*WHAT YOU ARE ASKED TO DO*. Scan the entries that follow for the word "Detail", then report every line in which it appears.

___ EXTRACTED DATA

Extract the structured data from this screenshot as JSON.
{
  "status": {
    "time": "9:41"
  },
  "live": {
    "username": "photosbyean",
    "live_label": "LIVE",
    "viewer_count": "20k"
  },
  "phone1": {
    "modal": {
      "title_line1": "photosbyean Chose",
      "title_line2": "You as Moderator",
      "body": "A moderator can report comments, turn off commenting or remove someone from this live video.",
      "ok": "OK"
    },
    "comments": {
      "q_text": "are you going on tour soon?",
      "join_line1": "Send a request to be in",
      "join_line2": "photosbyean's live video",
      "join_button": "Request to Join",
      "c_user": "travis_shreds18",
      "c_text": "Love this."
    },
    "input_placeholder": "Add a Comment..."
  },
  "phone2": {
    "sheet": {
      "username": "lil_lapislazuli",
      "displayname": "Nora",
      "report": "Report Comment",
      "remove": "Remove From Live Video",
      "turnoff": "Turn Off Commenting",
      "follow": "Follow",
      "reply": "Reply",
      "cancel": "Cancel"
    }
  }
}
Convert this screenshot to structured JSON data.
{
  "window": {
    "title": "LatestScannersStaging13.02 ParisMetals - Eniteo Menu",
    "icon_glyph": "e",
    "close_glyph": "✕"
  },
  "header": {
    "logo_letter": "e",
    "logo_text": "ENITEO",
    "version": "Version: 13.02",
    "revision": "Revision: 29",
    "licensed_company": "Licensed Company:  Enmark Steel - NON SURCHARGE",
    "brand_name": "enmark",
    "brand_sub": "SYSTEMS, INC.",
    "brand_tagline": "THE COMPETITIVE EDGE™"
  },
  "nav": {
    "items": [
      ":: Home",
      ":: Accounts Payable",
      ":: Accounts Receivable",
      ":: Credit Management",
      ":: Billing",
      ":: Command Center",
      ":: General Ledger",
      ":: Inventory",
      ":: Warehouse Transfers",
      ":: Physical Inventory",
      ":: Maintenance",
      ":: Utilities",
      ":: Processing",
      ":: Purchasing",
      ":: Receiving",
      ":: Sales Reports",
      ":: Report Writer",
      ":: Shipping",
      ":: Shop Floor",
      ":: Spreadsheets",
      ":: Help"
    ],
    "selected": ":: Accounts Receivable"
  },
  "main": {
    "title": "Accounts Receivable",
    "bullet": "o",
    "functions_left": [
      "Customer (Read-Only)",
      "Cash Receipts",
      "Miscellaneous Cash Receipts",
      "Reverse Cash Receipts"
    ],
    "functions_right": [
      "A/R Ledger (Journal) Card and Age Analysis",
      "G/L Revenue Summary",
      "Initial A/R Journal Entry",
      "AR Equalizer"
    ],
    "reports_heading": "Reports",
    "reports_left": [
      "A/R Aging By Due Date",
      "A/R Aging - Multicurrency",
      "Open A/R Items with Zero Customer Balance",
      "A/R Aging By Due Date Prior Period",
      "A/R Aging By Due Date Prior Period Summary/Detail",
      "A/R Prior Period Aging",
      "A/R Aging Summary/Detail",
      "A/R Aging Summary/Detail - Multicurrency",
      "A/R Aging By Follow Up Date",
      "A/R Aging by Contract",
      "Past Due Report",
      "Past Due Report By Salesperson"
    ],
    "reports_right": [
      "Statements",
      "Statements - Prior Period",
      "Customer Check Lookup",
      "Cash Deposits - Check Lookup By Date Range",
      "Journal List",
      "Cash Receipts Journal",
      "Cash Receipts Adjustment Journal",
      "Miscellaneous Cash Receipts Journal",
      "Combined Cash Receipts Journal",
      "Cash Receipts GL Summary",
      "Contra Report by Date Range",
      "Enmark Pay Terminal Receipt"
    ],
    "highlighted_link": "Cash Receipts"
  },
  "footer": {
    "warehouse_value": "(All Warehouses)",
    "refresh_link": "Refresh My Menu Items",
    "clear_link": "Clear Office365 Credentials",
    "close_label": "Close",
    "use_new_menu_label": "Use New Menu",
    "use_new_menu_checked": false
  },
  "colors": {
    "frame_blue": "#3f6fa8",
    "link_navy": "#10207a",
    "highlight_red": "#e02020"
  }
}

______

*PROBLEM SOLUTION*.
      "A/R Aging By Due Date Prior Period Summary/Detail",
      "A/R Aging Summary/Detail",
      "A/R Aging Summary/Detail - Multicurrency",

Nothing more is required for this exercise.